All of those ideas for eating Tomato Gravy sound amazing. But I’m a biscuit kinda girl.
Look at this Tomato Gravy. I know in my heart that Dale would be so proud. That man loved to cook for everyone. His love for people and cooking lives on in his amazing recipes.
And FYI, Tomato Gravy and Biscuits makes an excellent dinner with mashed potatoes and black-eyed peas, too.
Tennessee Tomato Gravy
A flour based gravy made with pan drippings of butter, bacon grease, and stewed tomatoes. Simmered until thick and bubbly, this tomato gravy is best served over hot, buttery biscuits.
- 28 ounces can whole stewed tomatoes Undrained
- 1 cup water
- 1/3 cup all purpose flour
- 4 tablespoons bacon grease and/or butter
- 1/2 teaspoon black pepper
- 1/4 teaspoon salt
- In a large skillet (cast iron preferred), heat the bacon grease or butter over medium heat until melted. Stir in the flour.
- With a fork or whisk, cook and stir until bubbly and smooth, about 3 to 5 minutes. Do not burn the flour. You want it to be slightly brown and smell "toasty". (Trust me, you will smell it.)
- Pour the liquid from the can of tomatoes into the grease and flour mixture. Whisk until thick and smooth. Crush the tomatoes (by hand) into the gravy mixture, adding all of the liquid.
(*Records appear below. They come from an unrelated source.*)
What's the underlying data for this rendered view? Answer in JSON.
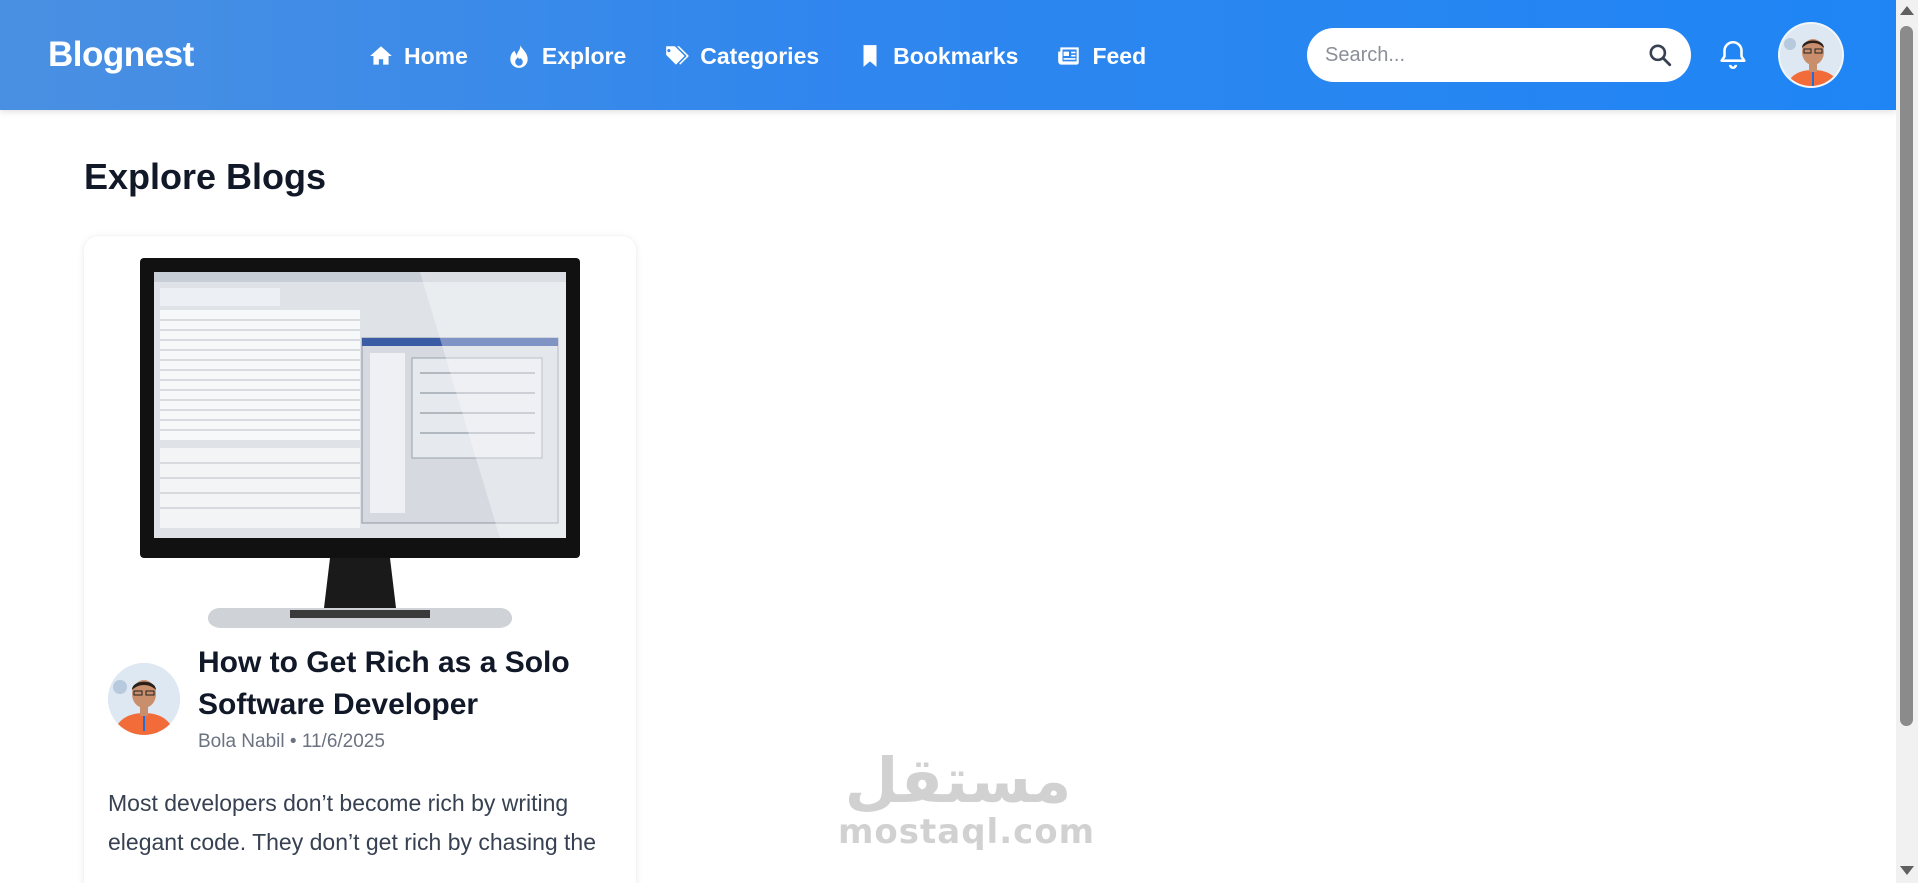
{
  "brand": "Blognest",
  "colors": {
    "nav_gradient_start": "#4a90e2",
    "nav_gradient_end": "#1f85f5",
    "text_dark": "#111827",
    "text_muted": "#6b7280"
  },
  "nav": {
    "items": [
      {
        "label": "Home",
        "icon": "home-icon"
      },
      {
        "label": "Explore",
        "icon": "fire-icon"
      },
      {
        "label": "Categories",
        "icon": "tags-icon"
      },
      {
        "label": "Bookmarks",
        "icon": "bookmark-icon"
      },
      {
        "label": "Feed",
        "icon": "newspaper-icon"
      }
    ],
    "search_placeholder": "Search...",
    "notification_icon": "bell-icon",
    "avatar_icon": "user-avatar"
  },
  "page": {
    "title": "Explore Blogs"
  },
  "posts": [
    {
      "title": "How to Get Rich as a Solo Software Developer",
      "author": "Bola Nabil",
      "separator": "•",
      "date": "11/6/2025",
      "excerpt": "Most developers don’t become rich by writing elegant code. They don’t get rich by chasing the",
      "image_icon": "computer-monitor-image"
    }
  ],
  "watermark": {
    "arabic": "مستقل",
    "latin": "mostaql.com"
  }
}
Add the pepper and salt.
- Continue to stir. Add up to 1 cup of water if needed. Reduce heat, cook and stir until the tomato gravy has reached desired consistency.
- Serve hot over warm buttermilk biscuits, rice, or grits.